Some Tips on Being Consistent in Your Writing

Some Tips on Being Consistent in Your Writing

I always rewrite the very beginning of a novel. I rewrite the beginning as I write the ending, so I may spend part of morning writing the ending, the last 100 pages approximately, and then part of the morning revising the beginning. So the style of the novel has a consistency. Joyce Carol Oates

One thing that copyeditors look for when editing a manuscript is consistency. Why? Consistency makes your book (or whatever you are writing) look pulled together–and as if you know what you are doing.

What do I mean by consistency?

I was copyediting a book a couple of weeks ago. In one sentence the writer used the Oxford (series) comma. In the very next sentence, which also contained a series, the author didn’t use the Oxford comma. Although I prefer using the Oxford comma, it is really the author’s choice, so I will just go with whatever the author uses for the first series I see. I will make the rest of the series the same: either comma or not. Yes, there is of course an exception: if a series is confusing, I will add or delete the Oxford comma regardless of how the other series are done. I really don’t understand why a writer would choose to use the comma in one sentence and not in the next. Maybe the author isn’t thinking of commas as much as I am! Here is an example:
I have so many things to do today. I need to go to the bank, pick up the kids from school, get to the library before it closes, and definitely get to the grocery store. We are completely out of bread, eggs, milk and several other necessities.

Here are three other important things (in my opinion) to keep consistent:


Some compound words are hyphenated. Others are written as two separate words. Yet others are run together as one word. Sometimes a word changes over time. Take the word web site. Or is it web-site? Or website? Well, we can probably agree that it is website. However, website is a relatively new word in our language. It often  happens that a new word begins as two separate words, and as it becomes more common, it becomes hyphenated, and then as it becomes everyday language, it is written as just one word. I see e-mail and email, e-book and ebook. Does it matter which way you write it? Then there are the compound modifiers: one-term senator, two-story building, etc. Most of the time you can’t find a compound modifier in a dictionary. And words like e-mail might be hyphenated in one dictionary and written as one word in another. What to do? What to do? Pick a way to write it, and stick with it. It is better to pick a way–even if it isn’t the preferred way — and stick to it than to keep changing from one way to another. Being inconsistent gives the appearance you really don’t know what you are doing. Consistency gives the appearance of a plan.


We all know the capitalization rules. And there are so many of them. And sometimes, there just is no real answer as to whether or not something should be initial capped or not. Or maybe you have some reason to capitalize something just because. Be consistent with the capitalization. Pick one way and stick to it for the same use of the same word. Inconsistent capitalization can be jolting to a careful reader.

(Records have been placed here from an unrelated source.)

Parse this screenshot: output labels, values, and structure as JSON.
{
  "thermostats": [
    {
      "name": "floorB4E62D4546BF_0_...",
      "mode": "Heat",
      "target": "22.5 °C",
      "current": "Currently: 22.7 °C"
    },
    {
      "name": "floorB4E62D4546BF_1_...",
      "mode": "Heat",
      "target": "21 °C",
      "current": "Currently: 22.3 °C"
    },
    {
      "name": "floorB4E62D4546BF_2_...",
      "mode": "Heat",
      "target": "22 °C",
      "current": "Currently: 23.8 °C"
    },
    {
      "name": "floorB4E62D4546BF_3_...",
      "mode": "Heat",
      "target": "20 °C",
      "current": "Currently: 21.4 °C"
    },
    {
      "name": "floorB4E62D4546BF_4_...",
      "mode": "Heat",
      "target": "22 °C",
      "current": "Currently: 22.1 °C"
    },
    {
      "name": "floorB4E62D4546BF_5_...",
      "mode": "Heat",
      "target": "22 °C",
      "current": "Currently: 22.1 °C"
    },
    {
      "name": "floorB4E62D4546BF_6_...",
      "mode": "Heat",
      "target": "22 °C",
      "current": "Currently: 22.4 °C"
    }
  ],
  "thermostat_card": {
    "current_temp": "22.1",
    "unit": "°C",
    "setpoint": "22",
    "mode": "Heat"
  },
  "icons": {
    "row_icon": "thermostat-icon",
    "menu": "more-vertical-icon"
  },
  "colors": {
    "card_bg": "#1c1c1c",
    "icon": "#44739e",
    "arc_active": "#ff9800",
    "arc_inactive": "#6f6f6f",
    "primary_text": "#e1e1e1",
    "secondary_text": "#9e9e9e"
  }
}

Parallel construction.

What is that? It is more of a grammatical/writing quality issue that is a more organic type of consistency. It is actually “incorrect” to write without parallel construction. Parallel construction is the use of the same construction for similar elements in a sentence. Here is a very simple example of a sentence that is NOT parallel: We went to the pool, to the mall, and saw a movie. Parallel: We went to the pool, to the mall, and to the movies. A little more complex example of a sentence that is not parallel: My boss said, “You will be getting a promotion, receiving a sizable raise, and your responsibility will increase.” Here is how to write it in a parallel way: My boss said, “You will be getting a promotion, receiving a sizable raise, and assuming more responsibility.”
Consistency is one of those aspects of your writing that make it look “finished.”

Arlene Miller